AMMAN: Jordan’s cabinet on Monday approved major IMF-guided proposals that aim to double the income tax base, as a key part of reforms to boost the finances of a debt-burdened economy hit by regional conflict.
“When only 4 percent of Jordanians pay (personal) income tax, this may not be the right thing,” Finance Minister Omar Malhas said in remarks after the cabinet meeting, adding the goal was to push that to eight percent. The draft legislation was submitted to parliament.
The IMF’s three-year Extended Fund Facility program aims to generate more state revenue to gradually bring down public debt to 77 percent of GDP in 2021, from a record 95 percent.
A few months ago Jordan raised levies on hundreds of food and consumer items by unifying general sales tax (GST) to 16 percent — removing exemptions on many basic goods.

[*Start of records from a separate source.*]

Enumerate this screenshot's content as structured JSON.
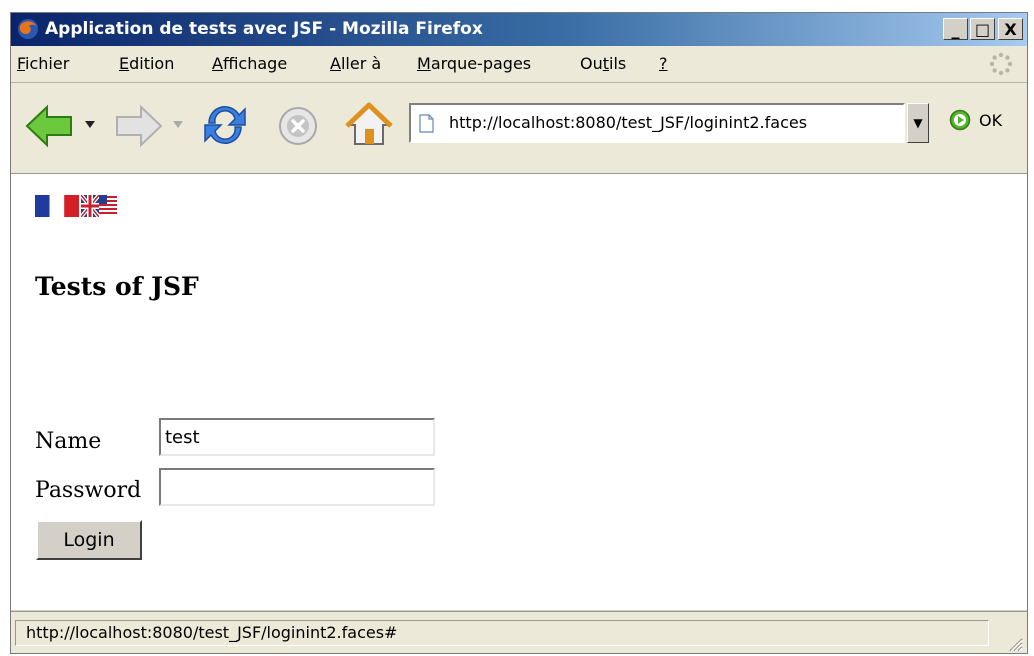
{
  "window": {
    "title": "Application de tests avec JSF - Mozilla Firefox",
    "controls": {
      "minimize": "_",
      "maximize": "□",
      "close": "X"
    }
  },
  "menu": {
    "items": [
      {
        "first": "F",
        "rest": "ichier"
      },
      {
        "first": "E",
        "rest": "dition"
      },
      {
        "first": "A",
        "rest": "ffichage"
      },
      {
        "first": "A",
        "rest": "ller à"
      },
      {
        "first": "M",
        "rest": "arque-pages"
      },
      {
        "pre": "Ou",
        "first": "t",
        "rest": "ils"
      },
      {
        "first": "?",
        "rest": ""
      }
    ]
  },
  "toolbar": {
    "icons": [
      "back-icon",
      "forward-icon",
      "reload-icon",
      "stop-icon",
      "home-icon"
    ],
    "url": "http://localhost:8080/test_JSF/loginint2.faces",
    "go_label": "OK"
  },
  "page": {
    "flags": [
      "french-flag-icon",
      "uk-flag-icon"
    ],
    "heading": "Tests of JSF",
    "form": {
      "name_label": "Name",
      "name_value": "test",
      "password_label": "Password",
      "password_value": "",
      "login_label": "Login"
    }
  },
  "status": {
    "text": "http://localhost:8080/test_JSF/loginint2.faces#"
  },
  "colors": {
    "titlebar_start": "#0a246a",
    "titlebar_end": "#a6caf0",
    "chrome": "#ece9d8",
    "reload_blue": "#2f6fd6",
    "back_green": "#4caf2a"
  }
}
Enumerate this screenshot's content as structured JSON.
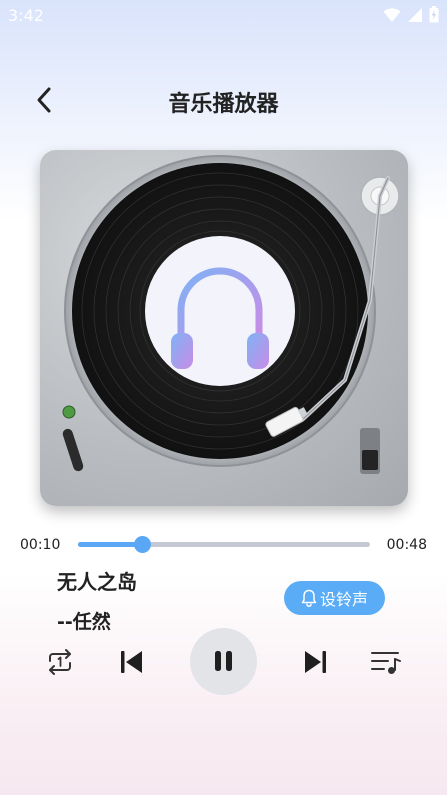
{
  "status_bar": {
    "time": "3:42"
  },
  "header": {
    "title": "音乐播放器"
  },
  "player": {
    "current_time": "00:10",
    "total_time": "00:48",
    "progress": 0.22
  },
  "song": {
    "title": "无人之岛",
    "artist": "--任然"
  },
  "ringtone_button": {
    "label": "设铃声"
  },
  "colors": {
    "accent": "#5aa7f5",
    "ringtone_bg": "#5aacf6",
    "play_bg": "#e2e4e8"
  }
}
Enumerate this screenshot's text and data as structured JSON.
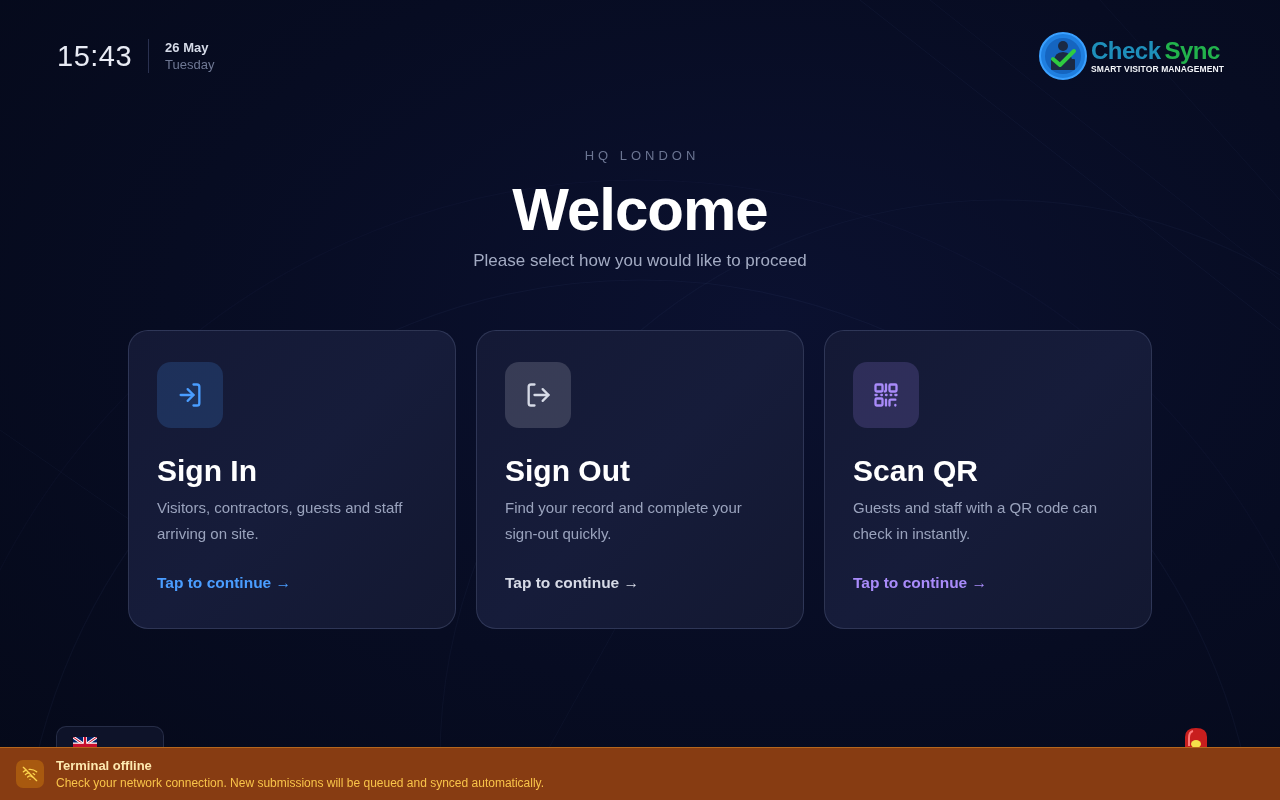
{
  "clock": {
    "time": "15:43",
    "date": "26 May",
    "weekday": "Tuesday"
  },
  "logo": {
    "words": [
      {
        "text": "Check",
        "color": "#1e8fba"
      },
      {
        "text": "Sync",
        "color": "#22b24c"
      }
    ],
    "tagline": "SMART VISITOR MANAGEMENT"
  },
  "header": {
    "location": "HQ LONDON",
    "title": "Welcome",
    "subtitle": "Please select how you would like to proceed"
  },
  "options": [
    {
      "kind": "sign-in",
      "title": "Sign In",
      "description": "Visitors, contractors, guests and staff arriving on site.",
      "action": "Tap to continue →",
      "color": "#4a9dff"
    },
    {
      "kind": "sign-out",
      "title": "Sign Out",
      "description": "Find your record and complete your sign-out quickly.",
      "action": "Tap to continue →",
      "color": "#d6dae6"
    },
    {
      "kind": "scan-qr",
      "title": "Scan QR",
      "description": "Guests and staff with a QR code can check in instantly.",
      "action": "Tap to continue →",
      "color": "#a98bfa"
    }
  ],
  "banner": {
    "title": "Terminal offline",
    "message": "Check your network connection. New submissions will be queued and synced automatically."
  }
}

In January subsidies on bread were ended, doubling some prices in a country with rising unemployment and poverty among its eight million people.
The income tax move and the GST reforms will bring an estimated 840 million dinars ($1.2 billion) in extra annual tax revenue that will help reduce chronic budget shortfalls normally covered by foreign aid, officials say.
Corporate income tax on banks, financial institutions and insurance companies will be pushed to 40 percent from 30 percent. Taxes on Jordan’s phosphate and potash mining industry will be raised to 30 percent from 24.
The government argues the reforms will reduce social disparities by progressively taxing high earners while leaving low-paid public sector employees largely untouched.
“This is a fair tax law not an unfair one,” said Malhas, who shrugged off criticism the law is lenient on many businesses connected to politicians whose transactions are not subject to tax scrutiny.
Husam Abu Ali, the head of the Income and Sales Tax Department, said a proposed IMF-recommended Financial Crime Investigations Unit will stiffen penalties for tax evaders. Critics say it will not tackle pervasive corruption in state institutions.
Abu Ali said the government could be losing hundreds of millions of dollars through tax evasion, which is as high as 80 percent in some companies.
The amendments lower the income tax threshold and raise tax rates. Unions said the government was caving in to IMF demands and squeezing more from the same taxpayers.
“It is penalizing a group that has long paid what it owes the state,” the unions syndicate said in a statement.
“It imposes injustice on employees whose salaries have barely coped with price hikes rising madly in recent years.”